Up to now, these black-and-gold balls of fluff were believed to rely solely on pollen and nectar for sustenance. However, a particular species, Scaptotrigona depilis — the Brazilian stingless bee — has been observed growing fungus to be fed to their larvae. Menezes says that if other species that rely on fungi for survival are found, there will be some serious concerns about using fungicides in agriculture.
He was studying the bees in the lab, when he found what the believed to be fungus contamination in their hives. But, looking at all 30 hives he had collected as specimens, he found it in each and every one. Even more suspiciously, it was growing inside brood cells — the structures that house a hive’s developing larvae. Hmm.

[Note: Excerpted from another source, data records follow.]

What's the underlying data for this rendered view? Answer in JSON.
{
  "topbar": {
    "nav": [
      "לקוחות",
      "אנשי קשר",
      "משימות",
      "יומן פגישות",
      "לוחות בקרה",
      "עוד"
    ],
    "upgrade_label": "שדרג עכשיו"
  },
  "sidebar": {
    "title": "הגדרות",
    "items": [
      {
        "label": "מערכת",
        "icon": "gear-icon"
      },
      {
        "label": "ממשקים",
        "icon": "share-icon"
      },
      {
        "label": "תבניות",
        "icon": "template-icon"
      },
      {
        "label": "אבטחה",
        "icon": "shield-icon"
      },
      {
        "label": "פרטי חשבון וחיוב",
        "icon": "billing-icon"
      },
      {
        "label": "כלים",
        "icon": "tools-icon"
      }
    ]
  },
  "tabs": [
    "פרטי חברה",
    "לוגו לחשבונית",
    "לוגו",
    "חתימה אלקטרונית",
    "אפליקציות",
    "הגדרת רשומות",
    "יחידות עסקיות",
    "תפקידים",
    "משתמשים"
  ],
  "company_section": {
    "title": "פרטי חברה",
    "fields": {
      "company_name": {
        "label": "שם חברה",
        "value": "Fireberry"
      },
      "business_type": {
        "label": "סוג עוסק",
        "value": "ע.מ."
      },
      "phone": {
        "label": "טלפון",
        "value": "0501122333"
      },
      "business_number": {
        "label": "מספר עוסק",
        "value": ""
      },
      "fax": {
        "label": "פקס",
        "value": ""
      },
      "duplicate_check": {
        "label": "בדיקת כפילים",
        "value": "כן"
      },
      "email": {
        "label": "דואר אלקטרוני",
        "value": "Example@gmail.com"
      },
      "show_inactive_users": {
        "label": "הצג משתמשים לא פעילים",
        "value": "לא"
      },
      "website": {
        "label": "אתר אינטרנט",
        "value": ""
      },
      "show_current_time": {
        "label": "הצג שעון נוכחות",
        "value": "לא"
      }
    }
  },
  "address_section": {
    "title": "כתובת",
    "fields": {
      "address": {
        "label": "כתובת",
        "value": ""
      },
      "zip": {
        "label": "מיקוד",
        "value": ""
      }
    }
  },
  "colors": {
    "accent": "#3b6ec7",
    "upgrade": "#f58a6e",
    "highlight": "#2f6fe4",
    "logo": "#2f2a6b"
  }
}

Taking a closer look at the presumed contaminant, Menezes began intuiting that maybe it wasn’t the fungi living off the bees, but the other way around. And indeed, it’s a keystone element of the hive — it permeates the cerumen, the waxy material bees build their stuff out off. After the bees lay an egg in each cell, and regurgitate food for the larva, the fungus starts growing from the cerumen into the cell. When the egg hatches, the larva feeds on the fungus, and it can’t feed on anything else. When the team tried to grow bees on a fungus-free diet, the survival rate of larvae dropped immensely, from 72 to only 8 percent.
“The survival difference may be either due to some nutrients provided by the fungus, or due to the fungus protecting the regurgitated food from spoiling,” the team reports.
When the bees leave their hive to start a new colony, they take some cerumen with them, so “seed” their new brood cells, proving that the bees understand and utilize the fungal agent.
“It is clear that the fungus profits from dispersal with the bees, both to new colonies and within the nest, and is offered a protected environment,” says Duur Aanen of Wageningen University in the Netherlands.
Menezes calls it “proto-farming” — the bees show some agricultural behaviours, such as “planting” the fungus, and providing stable conditions and nutrients for it to grow, then harvest it, but don’t actively tend to it. These behaviors are seen in other social insects as well, such as ants or termites — one species of ants was reported to even farm animals for meat.
“It is an exciting example of the complex connections between insects and microscopic life,” says Cameron Currie of the University of Wisconsin. “And it illustrates the important roles for beneficial symbionts in insects.”
Both Menezes and Currie think there are more farming bees to be found.
“Given the substantial diversity of bees, many of which are poorly studied, it is likely that other bees engage in similar associations,” Currie says.
This raises concern about the use of fungicides, which while not directly harmful to bees, may be affecting them by killing off their symbiotic fungi, Menezes’s team concludes.